The fleeting hours of May are but a brief denouement leading into the crescendo that is the inaugural first month of summer: June. With June in complete effect, we find ourselves lurching full speed into another summer season of soaring temperatures, long days and refreshing nights. Nothing compares to the unrelenting heat of a solstice afternoon, and with summer finally heating up it only feels appropriate to shed light on a vital process in the development of Tequila – a process in which the degree of its intensity can only be matched by the imminent summer haze – the process of distillation.
A Pillar of The Industry

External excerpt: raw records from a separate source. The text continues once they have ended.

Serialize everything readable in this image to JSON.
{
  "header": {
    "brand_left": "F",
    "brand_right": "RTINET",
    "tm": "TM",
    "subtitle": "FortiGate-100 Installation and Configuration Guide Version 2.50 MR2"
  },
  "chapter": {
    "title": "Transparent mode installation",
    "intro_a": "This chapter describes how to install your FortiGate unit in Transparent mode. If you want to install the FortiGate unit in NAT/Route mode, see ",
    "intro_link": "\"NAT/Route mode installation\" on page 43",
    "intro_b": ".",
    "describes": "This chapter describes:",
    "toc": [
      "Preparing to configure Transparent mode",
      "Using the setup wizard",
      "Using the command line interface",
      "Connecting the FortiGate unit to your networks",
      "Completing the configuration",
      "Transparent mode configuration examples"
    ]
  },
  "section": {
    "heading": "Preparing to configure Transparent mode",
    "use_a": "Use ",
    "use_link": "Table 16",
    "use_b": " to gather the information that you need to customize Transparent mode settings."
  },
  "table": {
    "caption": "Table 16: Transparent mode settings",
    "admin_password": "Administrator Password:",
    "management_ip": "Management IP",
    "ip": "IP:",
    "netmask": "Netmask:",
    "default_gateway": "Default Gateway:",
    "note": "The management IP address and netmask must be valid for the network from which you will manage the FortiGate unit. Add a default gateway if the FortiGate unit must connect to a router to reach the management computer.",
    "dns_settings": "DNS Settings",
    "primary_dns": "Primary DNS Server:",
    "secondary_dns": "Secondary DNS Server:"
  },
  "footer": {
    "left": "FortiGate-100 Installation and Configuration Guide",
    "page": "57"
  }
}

There is an underlying sense of rawness to the tequila making process that allows it to stand out amongst the other grandiose pillars of hard liquor. It is perhaps this rawness that has allowed it to surpass its contemporaries in becoming the current most popular form of liquor. Here at Añejo our mission statement has always been to promote a dynamic relationship with the Tequila-making process - from harvest to first pour, we believe that a greater appreciation for Tequila begins with strong foundational knowledge and insight into the many components, technical or otherwise, that have allowed Tequila to stand relentlessly as a staple of the medium.
Trusting The Process
Distillation is nothing without the sum of its meticulously engineered parts. It is a process defined by decimal points, refined materials, precise measurements and scorchingly high temperatures. Every ounce of painstakingly distilled Tequila is paid for with hours of cooking agave piñas in pit ovens and autoclaves, pressing them with tahonas and roller mills and fermenting them in barrels to separate ethanol, Co2 and heat from the sugars.
Upon the completion of these steps comes the time to turn up the heat. The cooked, pressed and fermented piñas are now placed in a Tequila still, this being the traditional alembic or “pot” still, or the modern column or “coffey” still. These can be made from copper, stainless steel or an alloyed mixture of the two. These stills range from 100 to 2000 litres in size and these variations, much like the material of the still, have the capacity to influence the flavour of the product.
Turning It Up
The first distillation process takes around 2 hours at 90 degrees Celsius. Distillers must take note of local elevation when setting the temperatures of their stills as boiling points fluctuate with altitude. The second distillation takes twice as long at a staggering 98 degrees Celsius, the resulting runoff being comprised of about 55% alcohol. This heated distillate is then passed through a condenser to cool the vapours. The “head” and “tail” of the distillate are drained off, and we are finally left with the Tequila that we know and love.
The road to a good Tequila is paved with painstaking perfectionism and lots and lots of heat. As we move into the height of the summer months, Añejo is the perfect place to quench your thirst for a more intimate and enriching relationship with one of the most elaborate liquors in the world.